11. Enforcement means enforcing proceedings in line with the principles of fairness, objectivity and timeliness in case of violations, enhancing transparency of enforcement mechanisms and ensuring accountability.
A comprehensive integrity system should provide for a fair, objective and timely enforcement of criminal, civil and/or disciplinary penalties for violations, mechanisms for oversight, co-ordination, co-operation and exchange of information between relevant entities in the context of application of these penalties and development of tools for ensuring transparency of enforcement mechanisms, while respecting privacy and confidentiality.
12. Oversight means reinforcing the role of external oversight and control within the public integrity system.
External oversight and control mechanisms can include ombudsmen, supreme audit institutions (SAI), administrative courts and courts of general jurisdiction and regulatory enforcement agencies. The division of control functions depends on the country: for example, in Austria the Court of Audit (Rechnungshof Österreich) is a major player in the integrity system, which assesses if existing mechanisms are suitable to prevent corruption within public organizations, and publishes the recommendations to increase transparency as well as public scrutiny and awareness of these issues. At the same time it is fundamental to ensure that these bodies are independent: Canada and Norway have developed policies and standards for the managers of regulatory agencies regarding the revolving door situations.
13. Participation means promoting transparency of public bodies, granting citizens access in the development of public policies and encouraging a society that includes “watchdog” entities.
This principle provides for:
- ensuring the transparency and openness of public bodies, in particular, by guaranteeing timely response to requests for access to information (for example, a response is due within 5 days in Estonia, 10 in Portugal, and 15 in Finland and Poland) and providing access to open data;
- involving stakeholders in the policy-making process through focus groups, expert panels, surveys and public consultations;
- encourage public scrutiny of conflict-of interest situations, asset and interest disclosures (publication of interest declarations, as in France, Latvia and Mexico or summaries of declarations of assets, as in Spain), lobbying activities (through an open online register, as is the case in Canada, France and Ireland) and financing of political parties and electoral campaigns.

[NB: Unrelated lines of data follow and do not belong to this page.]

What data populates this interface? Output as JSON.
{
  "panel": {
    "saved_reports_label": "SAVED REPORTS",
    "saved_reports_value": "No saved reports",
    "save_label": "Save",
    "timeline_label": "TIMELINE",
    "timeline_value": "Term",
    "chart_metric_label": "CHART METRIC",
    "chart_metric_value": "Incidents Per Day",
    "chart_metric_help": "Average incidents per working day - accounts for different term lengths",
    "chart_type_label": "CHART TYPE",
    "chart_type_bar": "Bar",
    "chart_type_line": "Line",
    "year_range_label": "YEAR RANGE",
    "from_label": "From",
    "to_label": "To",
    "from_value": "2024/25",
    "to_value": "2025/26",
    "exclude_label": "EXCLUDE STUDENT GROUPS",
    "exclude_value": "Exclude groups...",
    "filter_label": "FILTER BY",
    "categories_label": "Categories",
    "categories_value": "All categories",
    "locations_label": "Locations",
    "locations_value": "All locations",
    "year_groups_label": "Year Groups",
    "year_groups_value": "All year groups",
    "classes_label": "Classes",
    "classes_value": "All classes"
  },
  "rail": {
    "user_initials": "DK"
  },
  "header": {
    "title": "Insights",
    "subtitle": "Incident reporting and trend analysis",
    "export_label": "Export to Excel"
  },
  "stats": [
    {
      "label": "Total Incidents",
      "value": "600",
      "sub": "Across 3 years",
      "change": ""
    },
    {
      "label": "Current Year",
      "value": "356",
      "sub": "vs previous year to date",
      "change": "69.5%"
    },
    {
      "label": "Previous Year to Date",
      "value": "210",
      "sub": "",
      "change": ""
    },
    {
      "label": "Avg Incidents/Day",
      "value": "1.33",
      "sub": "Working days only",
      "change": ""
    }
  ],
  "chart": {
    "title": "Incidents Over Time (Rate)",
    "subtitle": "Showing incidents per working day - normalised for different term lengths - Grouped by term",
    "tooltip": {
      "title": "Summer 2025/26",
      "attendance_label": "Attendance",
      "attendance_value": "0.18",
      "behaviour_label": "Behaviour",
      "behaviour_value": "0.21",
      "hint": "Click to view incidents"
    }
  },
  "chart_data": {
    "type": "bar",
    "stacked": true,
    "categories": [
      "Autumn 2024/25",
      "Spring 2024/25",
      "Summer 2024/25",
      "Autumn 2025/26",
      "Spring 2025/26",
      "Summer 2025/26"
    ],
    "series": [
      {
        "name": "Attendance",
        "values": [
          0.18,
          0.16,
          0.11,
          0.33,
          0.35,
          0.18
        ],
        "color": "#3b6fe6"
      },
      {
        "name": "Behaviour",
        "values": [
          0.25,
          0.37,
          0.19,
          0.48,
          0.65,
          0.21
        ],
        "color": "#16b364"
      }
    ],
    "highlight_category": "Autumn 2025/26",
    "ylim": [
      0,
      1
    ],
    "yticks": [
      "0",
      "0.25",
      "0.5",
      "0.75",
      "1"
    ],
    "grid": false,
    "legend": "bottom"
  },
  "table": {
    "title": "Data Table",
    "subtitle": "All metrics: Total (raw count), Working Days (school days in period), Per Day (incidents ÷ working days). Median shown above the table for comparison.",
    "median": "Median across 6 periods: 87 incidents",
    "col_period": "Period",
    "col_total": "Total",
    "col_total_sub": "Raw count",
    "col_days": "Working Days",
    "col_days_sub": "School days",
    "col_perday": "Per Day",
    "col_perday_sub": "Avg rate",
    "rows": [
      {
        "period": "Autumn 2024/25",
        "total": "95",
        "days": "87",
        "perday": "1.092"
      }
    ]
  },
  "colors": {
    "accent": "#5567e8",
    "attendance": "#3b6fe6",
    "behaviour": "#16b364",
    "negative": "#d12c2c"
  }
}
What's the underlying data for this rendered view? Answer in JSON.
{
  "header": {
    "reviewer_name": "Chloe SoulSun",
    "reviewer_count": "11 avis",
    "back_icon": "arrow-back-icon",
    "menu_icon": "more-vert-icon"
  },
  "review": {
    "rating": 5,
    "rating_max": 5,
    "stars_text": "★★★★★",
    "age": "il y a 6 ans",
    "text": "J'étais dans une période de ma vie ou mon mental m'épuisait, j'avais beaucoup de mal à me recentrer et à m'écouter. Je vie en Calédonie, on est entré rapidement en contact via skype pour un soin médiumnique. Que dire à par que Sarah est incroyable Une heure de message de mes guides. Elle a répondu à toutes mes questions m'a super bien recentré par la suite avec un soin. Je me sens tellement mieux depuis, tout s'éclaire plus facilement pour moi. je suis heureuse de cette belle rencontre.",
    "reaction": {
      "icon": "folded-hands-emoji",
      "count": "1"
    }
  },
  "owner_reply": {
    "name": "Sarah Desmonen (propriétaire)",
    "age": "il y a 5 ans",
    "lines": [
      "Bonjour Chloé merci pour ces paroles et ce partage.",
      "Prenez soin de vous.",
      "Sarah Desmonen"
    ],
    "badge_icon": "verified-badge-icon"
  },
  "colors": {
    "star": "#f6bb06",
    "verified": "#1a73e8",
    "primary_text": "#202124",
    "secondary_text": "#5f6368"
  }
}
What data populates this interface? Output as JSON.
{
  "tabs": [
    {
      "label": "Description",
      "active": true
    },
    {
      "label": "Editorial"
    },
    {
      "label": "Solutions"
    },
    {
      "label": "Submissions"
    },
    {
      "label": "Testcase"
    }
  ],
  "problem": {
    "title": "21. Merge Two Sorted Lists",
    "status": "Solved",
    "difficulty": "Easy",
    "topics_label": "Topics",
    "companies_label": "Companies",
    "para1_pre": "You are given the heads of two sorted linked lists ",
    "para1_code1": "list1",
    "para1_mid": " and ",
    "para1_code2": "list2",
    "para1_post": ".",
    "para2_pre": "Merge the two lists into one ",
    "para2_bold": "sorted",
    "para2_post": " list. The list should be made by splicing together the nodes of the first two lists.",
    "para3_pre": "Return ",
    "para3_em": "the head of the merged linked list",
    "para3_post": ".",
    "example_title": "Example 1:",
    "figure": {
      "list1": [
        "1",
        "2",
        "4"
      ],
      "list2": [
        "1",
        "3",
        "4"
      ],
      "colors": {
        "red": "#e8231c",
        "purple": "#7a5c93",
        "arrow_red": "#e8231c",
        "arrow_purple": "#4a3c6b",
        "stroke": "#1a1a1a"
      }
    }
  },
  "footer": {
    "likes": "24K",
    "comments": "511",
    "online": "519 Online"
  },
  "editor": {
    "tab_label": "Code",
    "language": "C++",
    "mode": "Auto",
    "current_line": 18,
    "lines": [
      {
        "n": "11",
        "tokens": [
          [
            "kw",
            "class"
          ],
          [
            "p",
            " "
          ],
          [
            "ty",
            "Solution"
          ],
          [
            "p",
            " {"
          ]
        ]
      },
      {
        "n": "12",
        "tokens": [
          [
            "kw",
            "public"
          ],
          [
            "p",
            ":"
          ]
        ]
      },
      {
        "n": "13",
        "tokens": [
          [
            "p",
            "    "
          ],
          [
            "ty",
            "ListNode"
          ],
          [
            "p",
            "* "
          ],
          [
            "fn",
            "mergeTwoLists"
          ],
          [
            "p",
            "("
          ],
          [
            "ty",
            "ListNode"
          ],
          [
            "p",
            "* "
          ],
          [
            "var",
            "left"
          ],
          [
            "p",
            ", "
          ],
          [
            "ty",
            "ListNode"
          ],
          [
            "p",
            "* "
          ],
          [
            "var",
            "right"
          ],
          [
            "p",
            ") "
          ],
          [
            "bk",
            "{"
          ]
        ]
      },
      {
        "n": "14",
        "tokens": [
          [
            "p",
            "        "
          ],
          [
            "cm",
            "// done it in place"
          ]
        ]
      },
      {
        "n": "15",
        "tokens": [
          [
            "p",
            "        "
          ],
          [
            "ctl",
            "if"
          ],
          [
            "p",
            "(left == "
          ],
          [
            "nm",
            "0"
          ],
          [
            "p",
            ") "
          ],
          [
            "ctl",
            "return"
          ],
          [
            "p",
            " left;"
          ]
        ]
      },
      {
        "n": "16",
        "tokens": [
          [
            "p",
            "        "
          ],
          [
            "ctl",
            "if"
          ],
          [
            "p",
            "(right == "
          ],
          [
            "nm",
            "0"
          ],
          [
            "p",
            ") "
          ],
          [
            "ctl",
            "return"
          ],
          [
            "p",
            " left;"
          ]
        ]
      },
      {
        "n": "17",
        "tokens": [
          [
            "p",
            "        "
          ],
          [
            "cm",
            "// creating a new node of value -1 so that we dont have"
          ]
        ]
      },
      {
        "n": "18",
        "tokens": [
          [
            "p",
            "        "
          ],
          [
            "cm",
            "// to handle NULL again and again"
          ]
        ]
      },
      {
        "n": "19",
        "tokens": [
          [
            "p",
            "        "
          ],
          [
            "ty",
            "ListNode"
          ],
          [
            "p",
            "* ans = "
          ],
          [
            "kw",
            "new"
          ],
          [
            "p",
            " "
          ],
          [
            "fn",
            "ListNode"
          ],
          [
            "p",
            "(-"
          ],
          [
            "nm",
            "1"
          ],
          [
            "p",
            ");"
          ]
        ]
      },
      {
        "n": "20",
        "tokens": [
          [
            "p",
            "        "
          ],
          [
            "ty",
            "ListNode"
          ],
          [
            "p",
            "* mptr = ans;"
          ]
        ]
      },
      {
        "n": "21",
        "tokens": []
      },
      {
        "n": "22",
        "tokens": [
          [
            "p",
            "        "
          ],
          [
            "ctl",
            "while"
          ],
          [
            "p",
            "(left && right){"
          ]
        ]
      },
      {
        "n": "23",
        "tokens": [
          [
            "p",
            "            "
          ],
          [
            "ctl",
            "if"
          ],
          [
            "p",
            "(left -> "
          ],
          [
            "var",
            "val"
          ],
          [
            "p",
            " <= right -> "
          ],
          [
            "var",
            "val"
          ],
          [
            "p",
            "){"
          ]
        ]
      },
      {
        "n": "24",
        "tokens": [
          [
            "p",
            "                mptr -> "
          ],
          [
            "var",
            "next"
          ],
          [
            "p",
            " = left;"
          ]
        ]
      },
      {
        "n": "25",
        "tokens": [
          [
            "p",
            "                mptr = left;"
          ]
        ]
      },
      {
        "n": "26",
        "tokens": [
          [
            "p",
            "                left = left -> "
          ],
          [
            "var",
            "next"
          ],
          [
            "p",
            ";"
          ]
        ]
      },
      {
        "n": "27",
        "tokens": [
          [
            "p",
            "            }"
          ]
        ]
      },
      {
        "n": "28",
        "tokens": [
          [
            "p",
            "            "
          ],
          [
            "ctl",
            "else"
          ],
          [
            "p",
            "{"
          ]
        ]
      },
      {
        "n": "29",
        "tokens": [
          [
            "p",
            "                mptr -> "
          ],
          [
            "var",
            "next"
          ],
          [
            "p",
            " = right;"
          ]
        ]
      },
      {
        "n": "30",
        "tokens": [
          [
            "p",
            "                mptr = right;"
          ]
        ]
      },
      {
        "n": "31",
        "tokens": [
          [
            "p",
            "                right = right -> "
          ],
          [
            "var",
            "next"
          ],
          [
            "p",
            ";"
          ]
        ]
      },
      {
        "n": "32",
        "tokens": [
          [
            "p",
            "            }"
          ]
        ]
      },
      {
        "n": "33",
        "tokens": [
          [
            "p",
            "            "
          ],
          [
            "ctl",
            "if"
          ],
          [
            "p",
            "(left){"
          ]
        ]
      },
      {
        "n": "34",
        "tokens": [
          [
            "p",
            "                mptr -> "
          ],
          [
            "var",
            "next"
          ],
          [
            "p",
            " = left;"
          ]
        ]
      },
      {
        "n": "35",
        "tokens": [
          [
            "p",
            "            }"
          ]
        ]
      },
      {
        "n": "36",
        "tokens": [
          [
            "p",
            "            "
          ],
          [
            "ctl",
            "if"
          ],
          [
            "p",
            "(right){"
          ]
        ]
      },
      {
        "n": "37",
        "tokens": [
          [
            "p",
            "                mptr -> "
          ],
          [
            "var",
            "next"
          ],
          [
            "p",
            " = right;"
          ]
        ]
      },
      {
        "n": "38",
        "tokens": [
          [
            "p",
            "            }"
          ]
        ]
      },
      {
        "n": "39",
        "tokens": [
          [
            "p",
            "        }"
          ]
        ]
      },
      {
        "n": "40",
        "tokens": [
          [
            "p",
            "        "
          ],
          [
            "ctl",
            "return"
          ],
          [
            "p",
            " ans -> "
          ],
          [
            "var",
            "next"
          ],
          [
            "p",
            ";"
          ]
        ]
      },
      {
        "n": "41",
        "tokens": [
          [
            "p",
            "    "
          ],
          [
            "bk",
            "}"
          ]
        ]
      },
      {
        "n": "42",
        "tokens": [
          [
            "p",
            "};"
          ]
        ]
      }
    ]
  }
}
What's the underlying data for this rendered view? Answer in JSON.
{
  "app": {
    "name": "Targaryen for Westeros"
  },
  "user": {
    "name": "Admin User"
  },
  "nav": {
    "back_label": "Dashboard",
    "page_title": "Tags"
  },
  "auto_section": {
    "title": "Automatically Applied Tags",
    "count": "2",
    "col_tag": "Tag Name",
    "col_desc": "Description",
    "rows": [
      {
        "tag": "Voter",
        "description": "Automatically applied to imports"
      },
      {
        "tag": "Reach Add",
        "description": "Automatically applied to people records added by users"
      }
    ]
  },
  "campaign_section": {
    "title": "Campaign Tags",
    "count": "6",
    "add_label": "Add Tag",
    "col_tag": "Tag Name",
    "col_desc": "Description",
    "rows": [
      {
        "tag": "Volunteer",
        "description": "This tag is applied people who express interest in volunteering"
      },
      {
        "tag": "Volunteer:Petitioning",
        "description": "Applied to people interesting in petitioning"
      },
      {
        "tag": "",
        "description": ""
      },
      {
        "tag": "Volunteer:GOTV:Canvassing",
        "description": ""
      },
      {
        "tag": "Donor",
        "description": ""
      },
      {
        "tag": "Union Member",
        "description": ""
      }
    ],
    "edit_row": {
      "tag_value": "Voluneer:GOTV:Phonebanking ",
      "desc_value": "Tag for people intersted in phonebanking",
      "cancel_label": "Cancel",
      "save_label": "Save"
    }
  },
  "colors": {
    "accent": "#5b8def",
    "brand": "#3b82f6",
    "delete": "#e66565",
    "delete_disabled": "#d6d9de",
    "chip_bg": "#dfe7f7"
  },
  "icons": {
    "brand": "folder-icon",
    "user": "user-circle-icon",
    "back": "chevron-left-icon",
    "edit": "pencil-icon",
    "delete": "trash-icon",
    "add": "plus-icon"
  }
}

The Handbook is complemented by the OECD Public Integrity Maturity Models, an instrument for self-assessment of the “degree of maturity” of the adopted public integrity measures. It allows countries to assess where they are situated in relation to the implementation of each of the 13 OECD principles through answering a set of questions. As a follow-up, the Organization also intends to issue the OECD Public Integrity Indicators and the Public Integrity Toolkit.